Newman's seminal work had its roots in Dublin
TALKBACK:Newman's famous work remains the most enduring argument for higher education, writes PÁDRAIC CONWAY
IN THE century and a half since its publication, John Henry Newman’s The Idea of a Univ ersityhas exerted extraordinary influence over the discussion and conceptualisation of higher education. At a time when the eminence of his newly attained status risks distracting from his distinctive thought, it is worth reconsidering this seminal work and its Dublin roots.
The Idea of a Universityis a text of two parts. The first part is made up of nine discourses, five of which were delivered in what is now the Rotunda Hospital, on successive Monday evenings between May and June, 1852. They were published, with a 10th discourse, which didn’t make the final cut for the Idea, as Discourses on the Scope and Nature of University Education in November, 1852.
The second part of the text consists of 10 offerings prepared by Newman between 1854 and 1858; these were first published in 1858 as Lectures and Essays on University Subjects. It was on February 2nd, 1873, that the text we now know as The Idea of a Universitywas published. New- man continued to re-edit to the ninth edition, published in 1889, the year before his death.
The Idea begins by defining the university as a place for teaching universal knowledge.
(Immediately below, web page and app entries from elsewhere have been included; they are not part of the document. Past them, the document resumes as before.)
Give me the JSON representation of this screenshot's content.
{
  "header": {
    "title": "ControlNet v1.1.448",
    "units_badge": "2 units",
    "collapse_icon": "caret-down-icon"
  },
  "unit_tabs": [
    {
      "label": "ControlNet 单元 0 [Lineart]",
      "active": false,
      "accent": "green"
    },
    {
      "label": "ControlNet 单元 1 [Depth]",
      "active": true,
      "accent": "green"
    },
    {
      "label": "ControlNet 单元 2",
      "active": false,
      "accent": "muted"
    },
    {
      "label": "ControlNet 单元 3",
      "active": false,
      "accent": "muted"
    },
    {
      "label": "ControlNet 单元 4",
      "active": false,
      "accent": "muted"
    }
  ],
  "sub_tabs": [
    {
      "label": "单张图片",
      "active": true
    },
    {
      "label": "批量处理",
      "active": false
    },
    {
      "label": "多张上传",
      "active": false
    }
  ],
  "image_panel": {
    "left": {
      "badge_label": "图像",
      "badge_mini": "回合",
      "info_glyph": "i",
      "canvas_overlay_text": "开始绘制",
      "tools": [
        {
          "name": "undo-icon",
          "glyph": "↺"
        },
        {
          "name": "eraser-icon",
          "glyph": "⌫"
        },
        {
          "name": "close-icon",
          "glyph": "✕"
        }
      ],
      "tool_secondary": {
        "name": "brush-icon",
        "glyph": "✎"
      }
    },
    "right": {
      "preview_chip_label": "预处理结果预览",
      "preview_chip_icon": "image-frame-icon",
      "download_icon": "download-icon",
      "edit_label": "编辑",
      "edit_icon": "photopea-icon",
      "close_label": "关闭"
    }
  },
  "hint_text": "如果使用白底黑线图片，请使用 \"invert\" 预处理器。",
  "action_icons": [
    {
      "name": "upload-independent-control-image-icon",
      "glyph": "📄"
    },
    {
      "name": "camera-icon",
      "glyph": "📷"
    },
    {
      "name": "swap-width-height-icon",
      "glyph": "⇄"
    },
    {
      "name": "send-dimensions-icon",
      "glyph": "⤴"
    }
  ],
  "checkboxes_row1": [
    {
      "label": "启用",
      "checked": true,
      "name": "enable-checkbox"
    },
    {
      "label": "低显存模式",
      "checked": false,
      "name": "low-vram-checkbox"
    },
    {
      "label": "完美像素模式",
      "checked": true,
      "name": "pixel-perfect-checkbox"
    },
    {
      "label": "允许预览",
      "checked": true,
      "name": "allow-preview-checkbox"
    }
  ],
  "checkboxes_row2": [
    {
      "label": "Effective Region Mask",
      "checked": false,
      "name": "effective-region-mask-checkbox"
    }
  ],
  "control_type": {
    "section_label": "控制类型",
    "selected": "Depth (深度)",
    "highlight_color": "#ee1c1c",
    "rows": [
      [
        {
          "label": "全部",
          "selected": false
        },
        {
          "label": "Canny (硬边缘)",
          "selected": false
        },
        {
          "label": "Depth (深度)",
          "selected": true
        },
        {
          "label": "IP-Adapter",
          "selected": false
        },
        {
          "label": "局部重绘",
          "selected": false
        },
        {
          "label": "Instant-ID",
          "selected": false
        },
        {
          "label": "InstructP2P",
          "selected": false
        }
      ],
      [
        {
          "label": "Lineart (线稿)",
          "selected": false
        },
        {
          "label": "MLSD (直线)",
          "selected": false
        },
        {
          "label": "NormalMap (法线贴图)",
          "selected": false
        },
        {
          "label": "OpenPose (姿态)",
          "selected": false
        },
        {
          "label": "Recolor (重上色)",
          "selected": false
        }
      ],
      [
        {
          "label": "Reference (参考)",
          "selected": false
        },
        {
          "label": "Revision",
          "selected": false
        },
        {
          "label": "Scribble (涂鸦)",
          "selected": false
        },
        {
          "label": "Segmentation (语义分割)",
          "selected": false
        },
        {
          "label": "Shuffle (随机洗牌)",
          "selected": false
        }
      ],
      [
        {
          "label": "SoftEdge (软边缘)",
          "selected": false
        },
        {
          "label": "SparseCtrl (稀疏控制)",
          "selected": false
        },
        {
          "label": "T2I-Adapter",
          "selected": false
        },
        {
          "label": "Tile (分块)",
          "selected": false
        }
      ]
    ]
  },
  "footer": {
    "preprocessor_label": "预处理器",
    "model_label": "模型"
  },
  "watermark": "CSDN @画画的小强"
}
Newman argues that the mooted Catholic University should provide a liberal as opposed to a profess- ional education. This sentiment is captured most powerfully in the title of his fifth discourse: Knowledge is its Own End. For him, the purpose of a university education is expansion of the mind and the consequent enhanc- ed civic and social capacity.
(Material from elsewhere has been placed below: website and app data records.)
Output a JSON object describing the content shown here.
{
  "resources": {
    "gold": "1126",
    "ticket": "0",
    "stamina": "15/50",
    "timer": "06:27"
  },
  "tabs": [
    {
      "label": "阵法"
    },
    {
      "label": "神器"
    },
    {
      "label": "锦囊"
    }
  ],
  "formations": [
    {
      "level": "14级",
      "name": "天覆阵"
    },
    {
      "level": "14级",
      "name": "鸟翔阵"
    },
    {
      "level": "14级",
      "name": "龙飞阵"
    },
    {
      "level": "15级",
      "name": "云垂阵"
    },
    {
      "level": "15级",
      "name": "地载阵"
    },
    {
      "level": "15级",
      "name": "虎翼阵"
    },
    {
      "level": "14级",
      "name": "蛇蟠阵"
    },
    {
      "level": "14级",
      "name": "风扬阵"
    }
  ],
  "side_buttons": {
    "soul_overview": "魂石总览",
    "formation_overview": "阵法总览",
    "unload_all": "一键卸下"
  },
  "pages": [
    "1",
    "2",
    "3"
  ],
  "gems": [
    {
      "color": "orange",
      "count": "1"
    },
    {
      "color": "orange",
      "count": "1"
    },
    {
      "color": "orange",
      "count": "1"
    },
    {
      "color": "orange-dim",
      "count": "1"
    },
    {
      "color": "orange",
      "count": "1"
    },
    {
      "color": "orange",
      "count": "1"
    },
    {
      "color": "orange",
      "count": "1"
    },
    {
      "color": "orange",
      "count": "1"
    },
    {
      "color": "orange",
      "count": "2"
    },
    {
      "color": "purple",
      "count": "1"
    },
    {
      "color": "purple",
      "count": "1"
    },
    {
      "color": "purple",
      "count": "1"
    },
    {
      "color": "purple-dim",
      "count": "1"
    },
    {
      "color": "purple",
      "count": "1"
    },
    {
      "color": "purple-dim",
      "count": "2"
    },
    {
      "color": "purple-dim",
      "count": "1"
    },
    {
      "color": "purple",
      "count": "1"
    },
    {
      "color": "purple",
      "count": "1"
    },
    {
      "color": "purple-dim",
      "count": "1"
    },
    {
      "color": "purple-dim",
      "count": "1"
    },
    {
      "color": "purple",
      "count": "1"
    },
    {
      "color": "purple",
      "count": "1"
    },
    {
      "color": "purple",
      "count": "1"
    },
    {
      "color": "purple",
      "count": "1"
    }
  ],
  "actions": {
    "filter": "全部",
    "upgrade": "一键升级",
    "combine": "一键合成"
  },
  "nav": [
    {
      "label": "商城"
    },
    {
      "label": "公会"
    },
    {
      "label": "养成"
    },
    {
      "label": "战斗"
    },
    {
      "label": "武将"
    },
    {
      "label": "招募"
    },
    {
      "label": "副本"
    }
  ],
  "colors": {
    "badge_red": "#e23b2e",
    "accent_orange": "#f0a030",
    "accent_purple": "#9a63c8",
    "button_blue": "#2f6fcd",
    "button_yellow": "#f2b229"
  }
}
Newman takes a most positive view of the knowledge that is to be thought in a university. He is a strong defender of the autonomy of individual disciplines within their own spheres and is extremely supportive of the scientific enterprise. He sees little if any reason for conflict between science and religion properly understood. Scientists and theolo- gians should tend to their own spheres and not intrude upon one another’s intellectual territory.
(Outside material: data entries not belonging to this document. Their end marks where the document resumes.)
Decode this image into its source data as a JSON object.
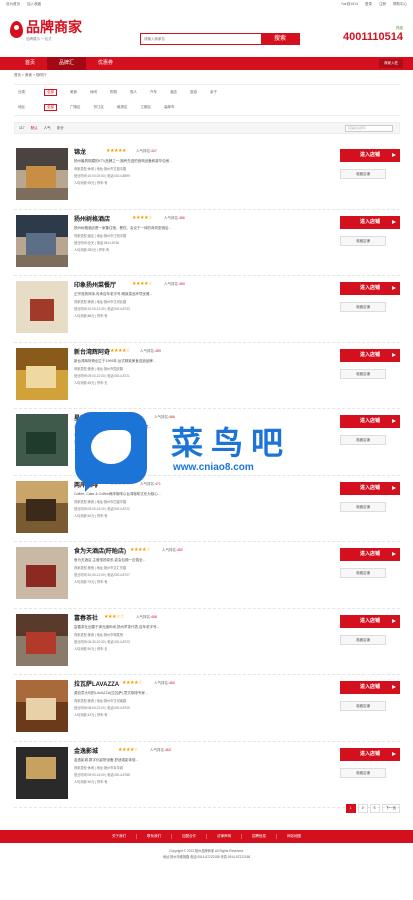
{
  "topbar": {
    "left1": "设为首页",
    "left2": "加入收藏",
    "user": "Yue钱1514",
    "login": "登录",
    "register": "注册",
    "help": "帮助中心"
  },
  "header": {
    "brand": "品牌商家",
    "slogan": "品牌展示 一站式",
    "search_placeholder": "请输入商家名",
    "search_btn": "搜索",
    "hotline_tag": "热线",
    "hotline": "4001110514"
  },
  "nav": {
    "items": [
      "首页",
      "品牌汇",
      "优惠券"
    ],
    "enter": "商家入驻"
  },
  "breadcrumb": "首页 > 美食 > 咖啡厅",
  "filters": {
    "cat_label": "分类:",
    "cats": [
      "全部",
      "美食",
      "休闲",
      "购物",
      "丽人",
      "汽车",
      "酒店",
      "旅游",
      "亲子"
    ],
    "area_label": "地区:",
    "areas": [
      "全部",
      "广陵区",
      "邗江区",
      "维扬区",
      "江都区",
      "高邮市"
    ]
  },
  "sort": {
    "count": "117",
    "items": [
      "默认",
      "人气",
      "评分"
    ],
    "keyword_placeholder": "店铺名关键字"
  },
  "buttons": {
    "enter": "进入店铺",
    "collect": "收藏店铺"
  },
  "shops": [
    {
      "name": "锦龙",
      "rank": "人气排名:",
      "rank_val": "447",
      "desc": "杨州最具规模的KTV品牌之一,拥有先进的音响设备和豪华包房...",
      "m1": "商家类型:休闲 | 地址:扬州市文昌中路",
      "m2": "营业时间:10:00-02:00 | 电话:0514-8899",
      "m3": "人均消费:95元 | 停车:有"
    },
    {
      "name": "扬州树格酒店",
      "rank": "人气排名:",
      "rank_val": "456",
      "desc": "扬州树格酒店是一家集住宿、餐饮、会议于一体的商务型酒店...",
      "m1": "商家类型:酒店 | 地址:扬州市江阳中路",
      "m2": "营业时间:全天 | 电话:0514-8766",
      "m3": "人均消费:280元 | 停车:有"
    },
    {
      "name": "印象扬州菜餐厅",
      "rank": "人气排名:",
      "rank_val": "459",
      "desc": "正宗淮扬风味,传承百年老字号,精致菜品环境优雅...",
      "m1": "商家类型:美食 | 地址:扬州市汶河北路",
      "m2": "营业时间:10:00-21:30 | 电话:0514-8733",
      "m3": "人均消费:88元 | 停车:有"
    },
    {
      "name": "新台湾辉阿奇",
      "rank": "人气排名:",
      "rank_val": "459",
      "desc": "新台湾辉阿奇创立于1999年,台式精致美食连锁品牌...",
      "m1": "商家类型:美食 | 地址:扬州市国庆路",
      "m2": "营业时间:09:00-22:00 | 电话:0514-8721",
      "m3": "人均消费:45元 | 停车:无"
    },
    {
      "name": "星巴克咖啡",
      "rank": "人气排名:",
      "rank_val": "466",
      "desc": "全球著名咖啡连锁品牌,提供优质咖啡和舒适环境...",
      "m1": "商家类型:美食 | 地址:扬州市文昌西路",
      "m2": "营业时间:07:00-22:00 | 电话:0514-8711",
      "m3": "人均消费:38元 | 停车:有"
    },
    {
      "name": "两岸咖啡",
      "rank": "人气排名:",
      "rank_val": "471",
      "desc": "Coffee, Cake & Coffee两岸咖啡以台湾咖啡文化为核心...",
      "m1": "商家类型:美食 | 地址:扬州市四望亭路",
      "m2": "营业时间:09:00-24:00 | 电话:0514-8722",
      "m3": "人均消费:60元 | 停车:有"
    },
    {
      "name": "食为天酒店(盱眙店)",
      "rank": "人气排名:",
      "rank_val": "452",
      "desc": "食为天酒店,主营淮扬菜系,宴会包厢一应俱全...",
      "m1": "商家类型:美食 | 地址:扬州市文汇东路",
      "m2": "营业时间:10:00-21:00 | 电话:0514-8707",
      "m3": "人均消费:75元 | 停车:有"
    },
    {
      "name": "富春茶社",
      "rank": "人气排名:",
      "rank_val": "458",
      "desc": "富春茶社创建于清光绪年间,扬州早茶代表,百年老字号...",
      "m1": "商家类型:美食 | 地址:扬州市得胜桥",
      "m2": "营业时间:06:30-20:30 | 电话:0514-8723",
      "m3": "人均消费:50元 | 停车:无"
    },
    {
      "name": "拉瓦萨LAVAZZA",
      "rank": "人气排名:",
      "rank_val": "460",
      "desc": "源自意大利的LAVAZZA(拉瓦萨),意式咖啡专家...",
      "m1": "商家类型:美食 | 地址:扬州市汶河南路",
      "m2": "营业时间:08:00-22:00 | 电话:0514-8709",
      "m3": "人均消费:42元 | 停车:有"
    },
    {
      "name": "金逸影城",
      "rank": "人气排名:",
      "rank_val": "463",
      "desc": "金逸影城,数字化影院设备,舒适观影体验...",
      "m1": "商家类型:休闲 | 地址:扬州市京华城",
      "m2": "营业时间:09:00-24:00 | 电话:0514-8788",
      "m3": "人均消费:50元 | 停车:有"
    }
  ],
  "pager": {
    "pages": [
      "1",
      "2",
      "3"
    ],
    "next": "下一页"
  },
  "footer": {
    "links": [
      "关于我们",
      "联系我们",
      "加盟合作",
      "法律声明",
      "招聘信息",
      "网站地图"
    ],
    "copy1": "Copyright © 2013 扬州品牌商家 All Rights Reserved.",
    "copy2": "地址:扬州市维扬路 电话:0514-87222188 传真:0514-87222188"
  },
  "watermark": {
    "text": "菜鸟吧",
    "url": "www.cniao8.com"
  }
}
Newman concedes that many scientists are critical of religion because theologians have too often overstepped the mark. Such errors as might arise from allowing high levels of academic freedom to science and other secular subjects will be temporary and, in time, corrected by the exercise of the same freedom.
Newman imagined a university in pursuit of universal knowledge and truth. This was not, however, the universality of the enlighten- ment, where universal knowledge is captured encyclopaedically by a knowing, individual subject. Newman appeals to an older tradition that looked to know the universe and through it the universe’s creator who alone has universal knowledge.
The pearl of wisdom residing in this seemingly archaic formulation is that unity resides in that which is sought, not in those who seek. We, as university people, are participants in a science of learning whose ultimate, unified objects and outcomes always exceed us. This tradition, of which Newman is an exemplar, is a rebuff to human pride but, very importantly, not in any way a denial of human reason. It is rather an affirmation of the university as the institution that refuses to foreclose on the question of universal knowledge while operating on a daily basis as a community of dissenting traditions of enquiry.
Written for and about an Irish university , The Idea of a University, remains the most elegant and enduring argument for the intrinsic value of higher education. It confronts and provokes us in our assumptions – especially any assumption that we have achieved closure on the definition of a university. This resistance to definitive interpretation is reason enough for us to continue to be grateful for our patron of the open mind.
Pádraic Conway is Director of the UCD International Centre for Newman Studies and a Vice-President of UCD.